No images, please. Copy each entry below exactly as it reads.

Start of Data shown

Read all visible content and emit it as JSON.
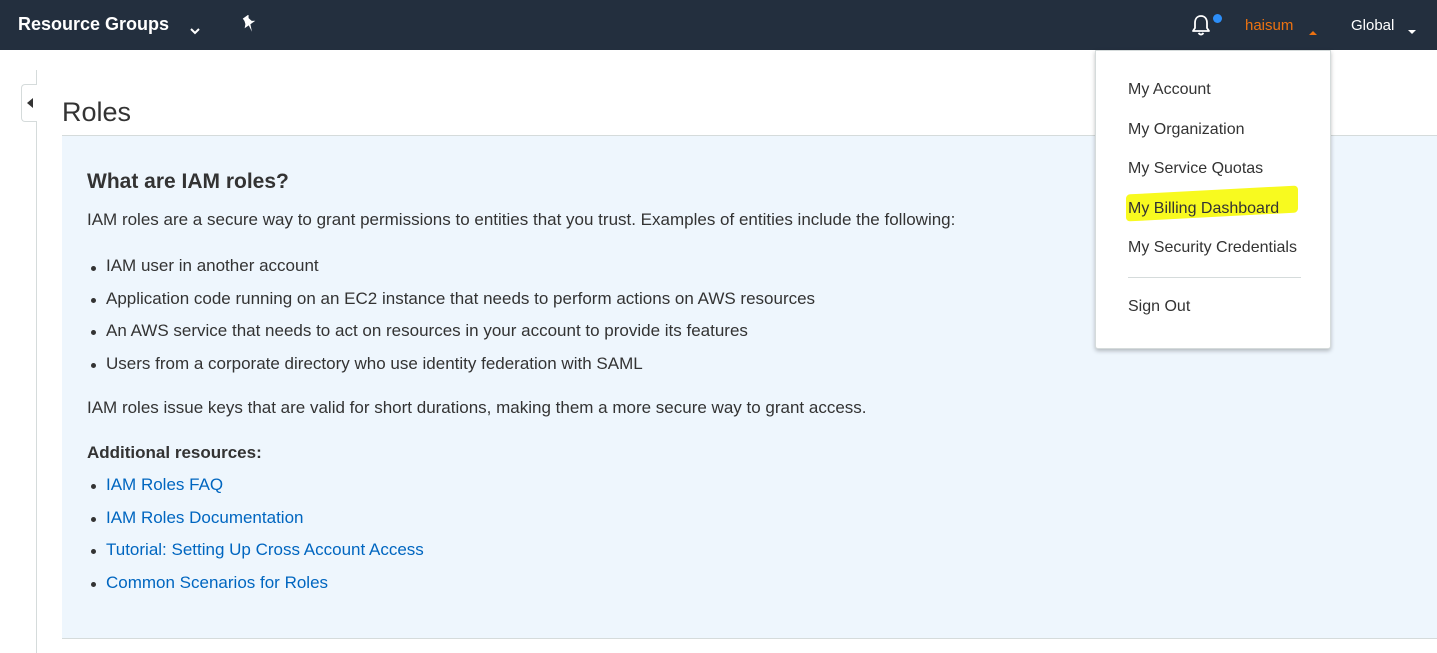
{
  "topnav": {
    "resource_groups": "Resource Groups",
    "username": "haisum",
    "region": "Global",
    "notification_dot_color": "#2c8ef8"
  },
  "page": {
    "title": "Roles"
  },
  "info": {
    "heading": "What are IAM roles?",
    "intro": "IAM roles are a secure way to grant permissions to entities that you trust. Examples of entities include the following:",
    "entities": [
      "IAM user in another account",
      "Application code running on an EC2 instance that needs to perform actions on AWS resources",
      "An AWS service that needs to act on resources in your account to provide its features",
      "Users from a corporate directory who use identity federation with SAML"
    ],
    "keys_note": "IAM roles issue keys that are valid for short durations, making them a more secure way to grant access.",
    "resources_heading": "Additional resources:",
    "resources": [
      "IAM Roles FAQ",
      "IAM Roles Documentation",
      "Tutorial: Setting Up Cross Account Access",
      "Common Scenarios for Roles"
    ]
  },
  "account_menu": {
    "items": [
      "My Account",
      "My Organization",
      "My Service Quotas",
      "My Billing Dashboard",
      "My Security Credentials"
    ],
    "sign_out": "Sign Out",
    "highlight_color": "#f8fa1f"
  },
  "colors": {
    "nav_bg": "#232f3e",
    "accent_orange": "#ec7211",
    "link_blue": "#0066c0",
    "panel_bg": "#eef6fd"
  },
  "icons": [
    "chevron-down-icon",
    "pin-icon",
    "bell-icon",
    "chevron-up-icon",
    "chevron-left-icon"
  ]
}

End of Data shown

--- Solution to the exercise ---
Read all visible content and emit it as JSON.
{
  "topnav": {
    "resource_groups": "Resource Groups",
    "username": "haisum",
    "region": "Global",
    "notification_dot_color": "#2c8ef8"
  },
  "page": {
    "title": "Roles"
  },
  "info": {
    "heading": "What are IAM roles?",
    "intro": "IAM roles are a secure way to grant permissions to entities that you trust. Examples of entities include the following:",
    "entities": [
      "IAM user in another account",
      "Application code running on an EC2 instance that needs to perform actions on AWS resources",
      "An AWS service that needs to act on resources in your account to provide its features",
      "Users from a corporate directory who use identity federation with SAML"
    ],
    "keys_note": "IAM roles issue keys that are valid for short durations, making them a more secure way to grant access.",
    "resources_heading": "Additional resources:",
    "resources": [
      "IAM Roles FAQ",
      "IAM Roles Documentation",
      "Tutorial: Setting Up Cross Account Access",
      "Common Scenarios for Roles"
    ]
  },
  "account_menu": {
    "items": [
      "My Account",
      "My Organization",
      "My Service Quotas",
      "My Billing Dashboard",
      "My Security Credentials"
    ],
    "sign_out": "Sign Out",
    "highlight_color": "#f8fa1f"
  },
  "colors": {
    "nav_bg": "#232f3e",
    "accent_orange": "#ec7211",
    "link_blue": "#0066c0",
    "panel_bg": "#eef6fd"
  },
  "icons": [
    "chevron-down-icon",
    "pin-icon",
    "bell-icon",
    "chevron-up-icon",
    "chevron-left-icon"
  ]
}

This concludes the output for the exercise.